That having been said, it has also been observed that larger multicultural and immigrant-serving organisations in New Zealand have yet to take a closer look at their operations and consider whether their systems are creating access barriers for Filipino-Kiwis and other immigrants in communities across New Zealand and whether they are reaching out to these communities in effective and meaningful ways.


They could also consider programmes and more engaging ways of ensuring that their organisations better reflect the community’s views, perhaps by inviting certain Filipino-Kiwi organisations to be represented in one form or other on their governing Boards. They could also invite other Filipino-Kiwi organisations to help develop a fuller understanding of Philippine history, traditions and cul-ture among the agencies’ own staff.


The community development model that Filipinos in Auckland espouses de-pends on cooperation and collaboration among individuals and organisations both within and outside of the immediate Filipino-Kiwi community. By bringing them all together, the model can build awareness, ownership and strengths that can be applied to a variety of issues, problems and challenges. More important-ly, it can foster self-reliance and community action targeted towards community goals.

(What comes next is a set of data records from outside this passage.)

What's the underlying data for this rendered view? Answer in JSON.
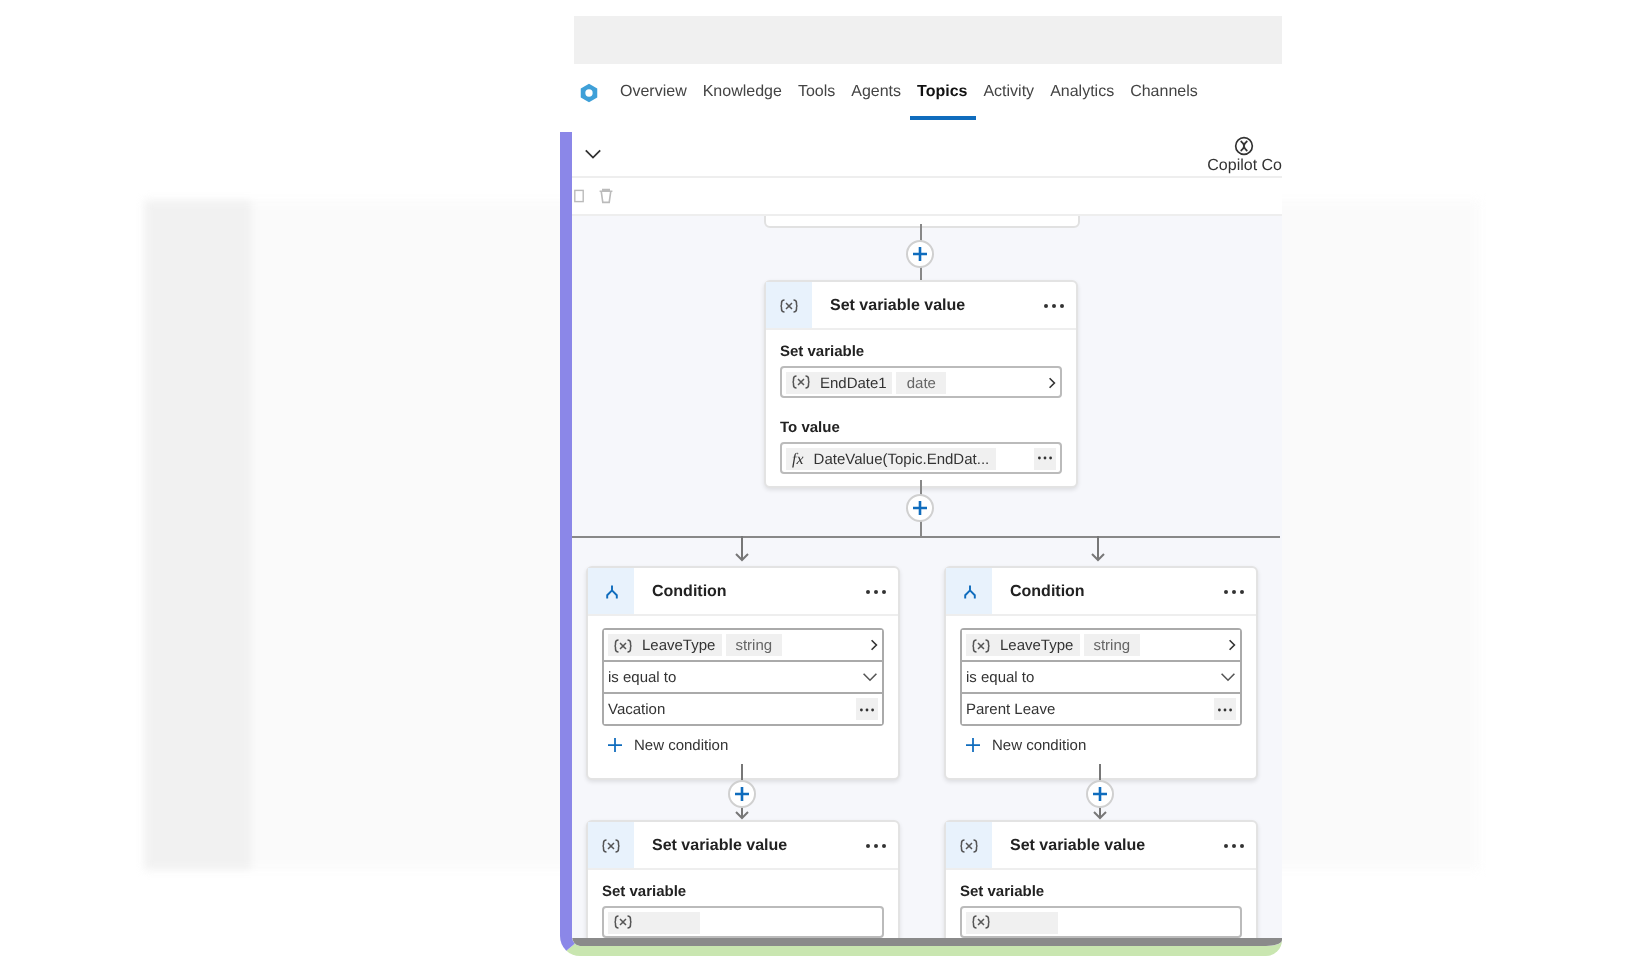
{
  "nav": {
    "tabs": [
      {
        "label": "Overview",
        "selected": false
      },
      {
        "label": "Knowledge",
        "selected": false
      },
      {
        "label": "Tools",
        "selected": false
      },
      {
        "label": "Agents",
        "selected": false
      },
      {
        "label": "Topics",
        "selected": true
      },
      {
        "label": "Activity",
        "selected": false
      },
      {
        "label": "Analytics",
        "selected": false
      },
      {
        "label": "Channels",
        "selected": false
      }
    ]
  },
  "panel": {
    "copilot_label": "Copilot Co"
  },
  "set_variable_node": {
    "title": "Set variable value",
    "set_label": "Set variable",
    "variable": "EndDate1",
    "type": "date",
    "value_label": "To value",
    "fx": "fx",
    "formula": "DateValue(Topic.EndDat..."
  },
  "conditions": [
    {
      "title": "Condition",
      "variable": "LeaveType",
      "type": "string",
      "operator": "is equal to",
      "value": "Vacation",
      "add": "New condition"
    },
    {
      "title": "Condition",
      "variable": "LeaveType",
      "type": "string",
      "operator": "is equal to",
      "value": "Parent Leave",
      "add": "New condition"
    }
  ],
  "bottom_nodes": [
    {
      "title": "Set variable value",
      "set_label": "Set variable"
    },
    {
      "title": "Set variable value",
      "set_label": "Set variable"
    }
  ]
}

Filipinos in Auckland, along with its sister sites – Filipinos in Christchurch, Fili-pinos in Hamilton and Filipinos in Wellington,  emphasize the importance of integrating Filipino-Kiwis with New Zealand society rather than remaining silent, isolated, apart, and associating only with other Filipinos and Filipino-Kiwis. Everything has to start in the community itself.


Many now believe that a cultural and community centre could bring Filipino-Kiwis together. The Philippine Village Project sponsored by the Bulwagan Foun-dation Trust in Wellington and supported by Filipino Artists in New Zealand and the Society for Southeast Asian Communities, Inc. – even whilst struggling to get off the ground, is one large effort that would assist new immigrants adapt to their new home in New Zealand and perhaps, help break down some of the barriers that divide the different waves of immigrants, and not just Filipino-Kiwis per se. And it can be replicated in other major cities of New Zealand as well.


s Filipinos and many other ethnic groups continue to migrate globally, Filipinos in Auckland will strive to deliver an important contribution to a changing understanding of ‘homeland’. The author submits that a powerful argument supports the view that while home is being further removed from geographic place, it is being increasingly territorialized in space.


To be more specific, the dramatic growth of the Internet in recent years has provided tremendous opportunities for a host of relationships and communities to develop that – forged across great distances and time-zones, would have seemed unimaginable only a short time ago.


Through an extensive analysis of newsgroup debates, listserves, and website postings, these and many other web-based channels illustrate the significant ways that computer-mediated communication have contributed to solidifying what credibly can be called a Filipino-Kiwi Community in New Zealand and one that helps in better understanding and articulating their situation as well as their relationship with other national and ethnic communities here and elsewhere in the world.


Therefore, the Filipino-Kiwi community’s most immediate need is for better information and communication; a more thorough orientation to New Zealand life; and, more extensive outreach provided in a culturally sensitive manner.


Please feel free to browse and read the articles posted on this site from time to time. Bookmark and share these on the Web because it will continue to grow and evolve. We will strive to provide articles from a wide cross-section of Filipino and Filipino-Kiwi life along with web-based tools on the Cloud that will allow them to organize and connect with each other thanks to technical support we will be receiving from Digital Summit Ltd.


In closing, we cannot deny that some of these articles you will find entertaining and educational, but some may make you angry or feel uncomfortable as it deals with the blunt realities of life. All these are meant for us to learn from, so we can move forward together as a people.


The Editorial Staff

Filipinos in Auckland